» **The problem**: Go over the lines below, and when one contains the word "screenshot", copy it.

*** Entries shown Section Begins ***

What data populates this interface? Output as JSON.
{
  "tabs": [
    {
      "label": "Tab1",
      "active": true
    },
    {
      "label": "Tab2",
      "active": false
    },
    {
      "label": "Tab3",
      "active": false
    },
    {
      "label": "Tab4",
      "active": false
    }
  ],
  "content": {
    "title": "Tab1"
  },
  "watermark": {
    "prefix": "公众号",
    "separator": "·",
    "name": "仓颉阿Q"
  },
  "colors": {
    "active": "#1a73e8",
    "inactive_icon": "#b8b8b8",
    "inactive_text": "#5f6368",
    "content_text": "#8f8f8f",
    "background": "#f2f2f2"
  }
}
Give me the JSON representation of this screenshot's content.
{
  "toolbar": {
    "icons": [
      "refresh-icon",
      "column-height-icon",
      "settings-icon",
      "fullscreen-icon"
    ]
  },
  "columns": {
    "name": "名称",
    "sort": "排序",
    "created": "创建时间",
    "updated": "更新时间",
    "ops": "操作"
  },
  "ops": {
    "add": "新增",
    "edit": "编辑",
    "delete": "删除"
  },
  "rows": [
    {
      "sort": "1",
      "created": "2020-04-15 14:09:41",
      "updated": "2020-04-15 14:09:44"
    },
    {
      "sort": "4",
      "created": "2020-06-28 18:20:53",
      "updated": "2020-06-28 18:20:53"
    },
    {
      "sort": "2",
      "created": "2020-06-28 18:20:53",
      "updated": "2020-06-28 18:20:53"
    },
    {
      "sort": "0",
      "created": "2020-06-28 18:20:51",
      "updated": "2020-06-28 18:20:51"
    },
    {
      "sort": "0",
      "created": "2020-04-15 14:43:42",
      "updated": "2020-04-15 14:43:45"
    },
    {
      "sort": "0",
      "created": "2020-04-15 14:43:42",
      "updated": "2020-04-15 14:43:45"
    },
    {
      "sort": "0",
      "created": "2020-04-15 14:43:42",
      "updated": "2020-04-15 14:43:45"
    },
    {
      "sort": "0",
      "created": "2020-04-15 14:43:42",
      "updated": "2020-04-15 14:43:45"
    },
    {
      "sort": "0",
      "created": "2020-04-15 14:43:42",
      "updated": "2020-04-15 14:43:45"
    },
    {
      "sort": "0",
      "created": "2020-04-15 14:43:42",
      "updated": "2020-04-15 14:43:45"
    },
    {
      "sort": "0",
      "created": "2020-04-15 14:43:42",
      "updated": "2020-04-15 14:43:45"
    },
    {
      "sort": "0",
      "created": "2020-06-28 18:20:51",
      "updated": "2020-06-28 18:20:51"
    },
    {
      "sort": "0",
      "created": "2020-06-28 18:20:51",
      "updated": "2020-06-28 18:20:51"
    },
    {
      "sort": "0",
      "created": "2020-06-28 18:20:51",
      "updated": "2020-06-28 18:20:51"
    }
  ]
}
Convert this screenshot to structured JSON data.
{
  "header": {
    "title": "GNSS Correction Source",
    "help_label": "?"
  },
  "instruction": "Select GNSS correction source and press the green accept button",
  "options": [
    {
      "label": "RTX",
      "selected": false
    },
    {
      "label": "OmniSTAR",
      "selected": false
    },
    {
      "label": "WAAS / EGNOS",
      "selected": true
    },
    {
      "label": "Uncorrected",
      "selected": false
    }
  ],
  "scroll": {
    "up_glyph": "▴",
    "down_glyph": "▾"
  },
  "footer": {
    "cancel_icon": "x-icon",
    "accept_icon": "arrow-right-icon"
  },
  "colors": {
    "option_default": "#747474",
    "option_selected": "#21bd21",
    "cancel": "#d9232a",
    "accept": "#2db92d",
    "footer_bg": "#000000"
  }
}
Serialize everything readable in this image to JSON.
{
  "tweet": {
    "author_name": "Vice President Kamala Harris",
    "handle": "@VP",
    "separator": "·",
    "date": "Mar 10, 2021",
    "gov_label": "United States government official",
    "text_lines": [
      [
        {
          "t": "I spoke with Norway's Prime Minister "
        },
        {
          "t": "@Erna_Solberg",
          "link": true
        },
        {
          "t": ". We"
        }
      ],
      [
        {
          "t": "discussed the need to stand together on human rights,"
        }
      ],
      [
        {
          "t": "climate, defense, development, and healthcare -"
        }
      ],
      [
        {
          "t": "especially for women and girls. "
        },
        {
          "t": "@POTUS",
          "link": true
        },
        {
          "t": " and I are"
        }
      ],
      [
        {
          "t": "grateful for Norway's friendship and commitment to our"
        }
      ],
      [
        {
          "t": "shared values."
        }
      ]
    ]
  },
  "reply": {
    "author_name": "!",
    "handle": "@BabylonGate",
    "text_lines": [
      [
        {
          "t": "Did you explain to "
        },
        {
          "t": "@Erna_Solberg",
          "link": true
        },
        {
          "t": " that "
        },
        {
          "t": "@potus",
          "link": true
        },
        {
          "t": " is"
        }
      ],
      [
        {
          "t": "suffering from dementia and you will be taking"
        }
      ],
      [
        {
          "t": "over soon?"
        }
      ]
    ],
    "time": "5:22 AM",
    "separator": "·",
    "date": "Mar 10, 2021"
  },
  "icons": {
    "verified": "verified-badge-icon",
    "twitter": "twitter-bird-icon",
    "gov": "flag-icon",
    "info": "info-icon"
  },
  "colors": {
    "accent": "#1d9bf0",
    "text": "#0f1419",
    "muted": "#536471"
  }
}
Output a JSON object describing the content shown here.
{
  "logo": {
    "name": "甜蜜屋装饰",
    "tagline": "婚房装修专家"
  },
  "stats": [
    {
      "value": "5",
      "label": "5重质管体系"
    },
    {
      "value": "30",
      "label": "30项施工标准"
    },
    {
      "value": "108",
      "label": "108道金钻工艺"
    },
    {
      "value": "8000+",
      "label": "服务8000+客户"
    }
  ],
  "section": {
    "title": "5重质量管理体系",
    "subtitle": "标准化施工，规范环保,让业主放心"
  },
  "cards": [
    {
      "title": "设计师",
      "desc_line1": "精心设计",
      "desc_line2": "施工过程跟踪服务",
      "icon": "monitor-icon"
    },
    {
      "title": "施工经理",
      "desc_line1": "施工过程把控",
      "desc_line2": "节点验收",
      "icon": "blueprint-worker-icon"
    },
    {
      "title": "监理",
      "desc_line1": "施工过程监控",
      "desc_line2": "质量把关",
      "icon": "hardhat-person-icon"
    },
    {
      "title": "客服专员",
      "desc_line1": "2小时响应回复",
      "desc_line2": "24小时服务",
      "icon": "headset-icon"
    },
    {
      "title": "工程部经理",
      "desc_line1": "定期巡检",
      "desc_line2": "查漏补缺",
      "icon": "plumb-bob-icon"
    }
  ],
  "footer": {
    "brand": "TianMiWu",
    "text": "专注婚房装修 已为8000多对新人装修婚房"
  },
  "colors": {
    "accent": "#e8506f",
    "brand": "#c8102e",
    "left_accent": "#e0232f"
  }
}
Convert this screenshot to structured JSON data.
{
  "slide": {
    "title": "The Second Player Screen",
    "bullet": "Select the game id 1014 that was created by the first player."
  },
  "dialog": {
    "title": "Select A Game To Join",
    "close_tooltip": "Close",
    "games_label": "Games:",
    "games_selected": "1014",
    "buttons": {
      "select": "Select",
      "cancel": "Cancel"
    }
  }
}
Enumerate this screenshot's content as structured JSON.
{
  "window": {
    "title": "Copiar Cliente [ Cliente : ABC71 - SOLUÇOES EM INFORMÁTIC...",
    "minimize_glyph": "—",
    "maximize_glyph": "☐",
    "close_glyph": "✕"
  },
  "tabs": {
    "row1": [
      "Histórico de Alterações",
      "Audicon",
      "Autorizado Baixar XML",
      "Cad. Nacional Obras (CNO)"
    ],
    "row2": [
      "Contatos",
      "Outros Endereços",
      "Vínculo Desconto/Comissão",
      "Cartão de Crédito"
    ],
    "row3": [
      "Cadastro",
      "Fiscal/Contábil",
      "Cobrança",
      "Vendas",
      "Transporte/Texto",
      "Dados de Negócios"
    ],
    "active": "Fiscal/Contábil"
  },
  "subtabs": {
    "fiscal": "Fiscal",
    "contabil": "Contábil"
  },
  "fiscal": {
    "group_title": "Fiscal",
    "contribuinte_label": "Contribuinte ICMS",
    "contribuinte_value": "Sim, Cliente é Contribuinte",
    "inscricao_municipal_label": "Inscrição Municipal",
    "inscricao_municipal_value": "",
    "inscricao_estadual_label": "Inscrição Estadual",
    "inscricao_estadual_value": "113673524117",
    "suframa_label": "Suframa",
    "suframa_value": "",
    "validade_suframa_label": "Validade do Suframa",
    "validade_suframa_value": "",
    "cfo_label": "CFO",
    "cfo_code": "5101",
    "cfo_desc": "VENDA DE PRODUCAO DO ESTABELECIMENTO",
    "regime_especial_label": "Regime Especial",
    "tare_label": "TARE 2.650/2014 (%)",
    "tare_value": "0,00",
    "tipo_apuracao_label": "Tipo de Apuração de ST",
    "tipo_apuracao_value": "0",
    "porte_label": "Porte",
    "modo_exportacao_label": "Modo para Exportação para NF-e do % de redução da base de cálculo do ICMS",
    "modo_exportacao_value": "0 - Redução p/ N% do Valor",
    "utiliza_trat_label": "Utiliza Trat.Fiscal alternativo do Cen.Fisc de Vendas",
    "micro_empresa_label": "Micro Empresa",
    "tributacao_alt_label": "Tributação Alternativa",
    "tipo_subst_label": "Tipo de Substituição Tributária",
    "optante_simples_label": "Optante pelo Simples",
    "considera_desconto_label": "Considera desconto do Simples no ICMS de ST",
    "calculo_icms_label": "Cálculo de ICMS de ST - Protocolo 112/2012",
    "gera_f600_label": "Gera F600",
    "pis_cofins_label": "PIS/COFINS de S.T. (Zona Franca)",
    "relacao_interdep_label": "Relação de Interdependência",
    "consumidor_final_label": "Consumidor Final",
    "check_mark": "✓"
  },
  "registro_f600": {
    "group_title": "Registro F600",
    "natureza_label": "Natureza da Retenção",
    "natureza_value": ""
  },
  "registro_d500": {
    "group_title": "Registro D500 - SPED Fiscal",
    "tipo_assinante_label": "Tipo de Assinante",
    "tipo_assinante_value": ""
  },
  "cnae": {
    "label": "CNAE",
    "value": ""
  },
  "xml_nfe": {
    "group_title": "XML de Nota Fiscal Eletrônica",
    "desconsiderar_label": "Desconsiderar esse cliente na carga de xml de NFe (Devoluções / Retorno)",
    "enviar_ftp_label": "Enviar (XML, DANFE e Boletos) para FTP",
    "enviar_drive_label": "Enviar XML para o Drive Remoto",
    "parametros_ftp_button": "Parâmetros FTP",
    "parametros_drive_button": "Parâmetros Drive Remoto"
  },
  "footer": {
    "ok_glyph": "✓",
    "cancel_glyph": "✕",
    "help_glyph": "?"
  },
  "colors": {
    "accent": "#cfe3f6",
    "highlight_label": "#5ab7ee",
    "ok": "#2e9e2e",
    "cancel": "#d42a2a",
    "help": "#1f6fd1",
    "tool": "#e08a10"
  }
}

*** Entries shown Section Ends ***

» **Task result**:
Give me the JSON representation of this screenshot's content.
Convert this screenshot to structured JSON data.
Convert this screenshot to structured JSON data.
Enumerate this screenshot's content as structured JSON.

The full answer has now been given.